Photo of the Week: Fort Knox, Maine

This week’s photo is from inside Fort Knox in Maine. Not to be confused with the more famous U.S. Army post of the same name in Kentucky (which is what people usually think of when someone says “It’s more secure than Fort Knox”), this Fort Knox was a Civil War fort built between 1844 and […]

Photo of the Week: One If By Land, Two If By Sea, New York, NY

This week’s photo is of the restaurant One If By Land, Two If By Sea, one of New York City’s most famous allegedly haunted places. Located in the West Village and originally built in 1767 as a carriage house, it was purchased by an aspiring politician named Aaron Burr in 1794. Burr would later become […]

Photo of the Week: Massachusetts State House, Boston, MA

This week’s photo is not of an allegedly haunted location. This week, to show solidarity with the people of Boston, we are featuring a photo of the Boston State House. As a New Yorker and a Yankee fan, I give Boston a lot of ribbing. But in times like this, in the wake of the […]

Photo of the Week: The Conference House, Staten Island, NY

The Conference House, also known as the Billopp House, is a colonial mansion in the Tottenville section of Staten Island, N.Y. It’s historically significant because on September 11th, 1776, Ben Franklin, John Adams and Edward Rutledge held a Peace Conference here with British officials, in an attempt to stop the Revolutionary War. They failed. The […]

Photo of the Week: The Alice Austen House

This week’s photo is from the Alice Austen House Museum, located on Staten Island, New York. The house, as you may have guessed, was the home of the now-famous photographer Alice Austen. Alice first became interested in photography when her uncle, Oswald Müller, brought home a camera in approximately 1876. Alice’s uncle Peter Townsend Austen was […]

Photo of the Week: Morris-Jumel Mansion, New York City, NY

This week’s photo features the oldest house in Manhattan, the Morris-Jumel Mansion. Built in 1765 by Roger Morris, the mansion was used as a temporary headquarters for General George Washington after he and his army were forced to flee Brooklyn Heights after the Battle of Long Island. Later on in the war, it served as […]

Photo of the Week: Morris-Jumel Mansion, New York City, NY

This week’s photo features the oldest house in Manhattan, the Morris-Jumel Mansion. Built in 1765 by Roger Morris, the mansion was used as a temporary headquarters for General George Washington after he and his army were forced to flee Brooklyn Heights after the Battle of Long Island. Later on in the war, it served as […]
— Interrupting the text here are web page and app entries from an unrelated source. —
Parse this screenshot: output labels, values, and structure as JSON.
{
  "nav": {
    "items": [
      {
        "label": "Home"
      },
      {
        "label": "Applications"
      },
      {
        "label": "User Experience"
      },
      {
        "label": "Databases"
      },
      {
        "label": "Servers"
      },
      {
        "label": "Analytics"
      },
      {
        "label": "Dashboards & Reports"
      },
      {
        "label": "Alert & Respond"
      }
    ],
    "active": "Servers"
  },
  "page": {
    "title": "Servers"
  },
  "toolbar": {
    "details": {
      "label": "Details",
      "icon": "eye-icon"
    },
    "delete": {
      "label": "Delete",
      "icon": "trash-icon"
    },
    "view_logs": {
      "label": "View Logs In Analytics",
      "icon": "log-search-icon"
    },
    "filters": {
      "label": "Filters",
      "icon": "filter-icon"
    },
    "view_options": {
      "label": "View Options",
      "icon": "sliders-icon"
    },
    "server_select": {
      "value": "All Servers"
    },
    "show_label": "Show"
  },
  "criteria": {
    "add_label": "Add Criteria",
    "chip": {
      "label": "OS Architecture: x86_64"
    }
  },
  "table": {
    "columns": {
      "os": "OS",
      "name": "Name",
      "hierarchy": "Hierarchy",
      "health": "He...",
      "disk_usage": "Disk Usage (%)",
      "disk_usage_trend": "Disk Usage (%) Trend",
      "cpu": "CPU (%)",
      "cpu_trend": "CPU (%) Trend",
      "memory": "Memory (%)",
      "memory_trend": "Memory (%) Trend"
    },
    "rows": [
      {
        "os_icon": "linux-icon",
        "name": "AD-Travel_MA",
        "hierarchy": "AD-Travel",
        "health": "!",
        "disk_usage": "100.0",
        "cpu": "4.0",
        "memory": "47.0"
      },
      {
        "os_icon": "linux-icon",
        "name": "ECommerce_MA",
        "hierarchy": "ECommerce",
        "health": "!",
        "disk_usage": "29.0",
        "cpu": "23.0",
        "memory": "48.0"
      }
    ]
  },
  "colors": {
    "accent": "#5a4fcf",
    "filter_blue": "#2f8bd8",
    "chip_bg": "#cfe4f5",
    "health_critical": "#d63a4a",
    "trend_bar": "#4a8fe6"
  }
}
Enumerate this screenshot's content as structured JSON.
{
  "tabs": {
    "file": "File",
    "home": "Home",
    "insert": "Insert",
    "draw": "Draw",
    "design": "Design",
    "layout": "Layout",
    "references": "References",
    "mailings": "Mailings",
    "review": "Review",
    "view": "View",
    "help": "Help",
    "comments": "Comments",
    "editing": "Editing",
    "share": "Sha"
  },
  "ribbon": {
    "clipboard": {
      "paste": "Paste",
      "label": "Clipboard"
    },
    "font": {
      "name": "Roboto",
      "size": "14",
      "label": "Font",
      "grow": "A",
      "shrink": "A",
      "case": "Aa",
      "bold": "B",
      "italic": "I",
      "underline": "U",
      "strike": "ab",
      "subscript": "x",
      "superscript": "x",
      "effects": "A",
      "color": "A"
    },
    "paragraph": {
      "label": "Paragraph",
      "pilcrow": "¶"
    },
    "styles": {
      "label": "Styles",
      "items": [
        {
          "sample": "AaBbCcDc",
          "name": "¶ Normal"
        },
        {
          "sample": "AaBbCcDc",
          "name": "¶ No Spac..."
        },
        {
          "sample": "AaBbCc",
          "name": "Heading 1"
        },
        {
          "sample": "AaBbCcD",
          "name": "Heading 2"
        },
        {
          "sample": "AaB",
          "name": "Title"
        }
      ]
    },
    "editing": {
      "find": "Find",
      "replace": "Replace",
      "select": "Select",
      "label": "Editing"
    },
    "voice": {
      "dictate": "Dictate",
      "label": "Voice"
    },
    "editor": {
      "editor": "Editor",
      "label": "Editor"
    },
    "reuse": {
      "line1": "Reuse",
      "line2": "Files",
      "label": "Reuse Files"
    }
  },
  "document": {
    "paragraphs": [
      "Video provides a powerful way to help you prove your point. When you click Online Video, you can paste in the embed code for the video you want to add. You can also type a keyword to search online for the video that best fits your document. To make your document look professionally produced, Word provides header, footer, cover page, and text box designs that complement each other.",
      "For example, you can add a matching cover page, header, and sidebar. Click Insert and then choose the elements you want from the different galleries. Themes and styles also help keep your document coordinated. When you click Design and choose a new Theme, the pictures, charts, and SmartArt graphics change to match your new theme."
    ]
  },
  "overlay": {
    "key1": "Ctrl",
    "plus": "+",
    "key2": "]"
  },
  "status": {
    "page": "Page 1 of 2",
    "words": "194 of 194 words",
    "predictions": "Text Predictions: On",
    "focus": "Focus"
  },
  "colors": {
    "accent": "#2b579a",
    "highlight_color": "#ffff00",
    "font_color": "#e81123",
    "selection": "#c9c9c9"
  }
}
Photo of the Week: The Van Cortlandt House, The Bronx, NY

This week’s photo is of the Van Cortlandt House, the oldest building in the Bronx, New York City. The house was built in the Georgian style by Frederick Van Cortlandt (1699–1749) in 1748 for his family. Van Cortlandt died before its completion and the property was inherited by his son, James Van Cortlandt (1727–1787). It was built in […]

Photo of the Week: The Stanley Hotel, Estes Park, CO
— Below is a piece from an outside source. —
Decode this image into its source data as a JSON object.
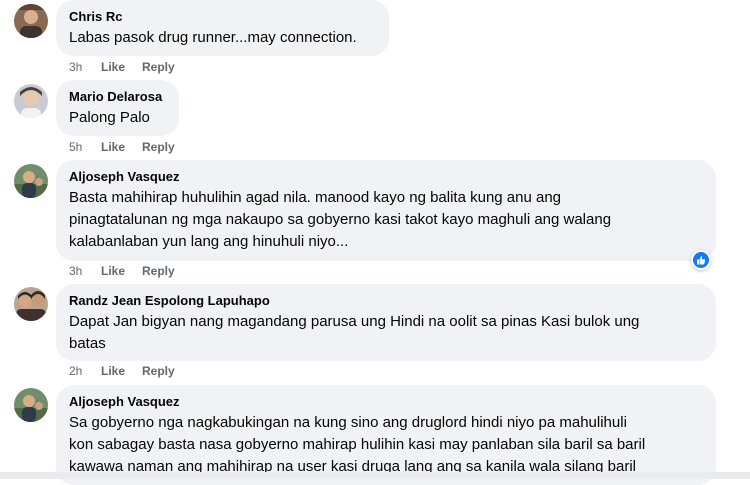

This week’s photo is of the Stanley Hotel in Estes Park, Colorado. Built by Freelan Oscar Stanley of Stanley Steamer fame, the hotel opened its doors on July 4, 1909, and was host to a number of high-profile guests including the RMS Titanic survivor Margaret Brown, John Philip Sousa, Theodore Roosevelt, the Emperor and Empress of Japan, and a variety of Hollywood personalities. But the Stanley Hotel […]

Photo of the Week: The Matron’s House, Staten Island, NY

This week’s photo, like last week’s photo, comes from Snug Harbor on Staten Island, New York. Rumored to be the most haunted building on the grounds of Snug Harbor, it even attracted the team from TAPS as they filmed their Ghost Hunters episode “Murdered Matron” at Snug harbor, and the episode got its name from […]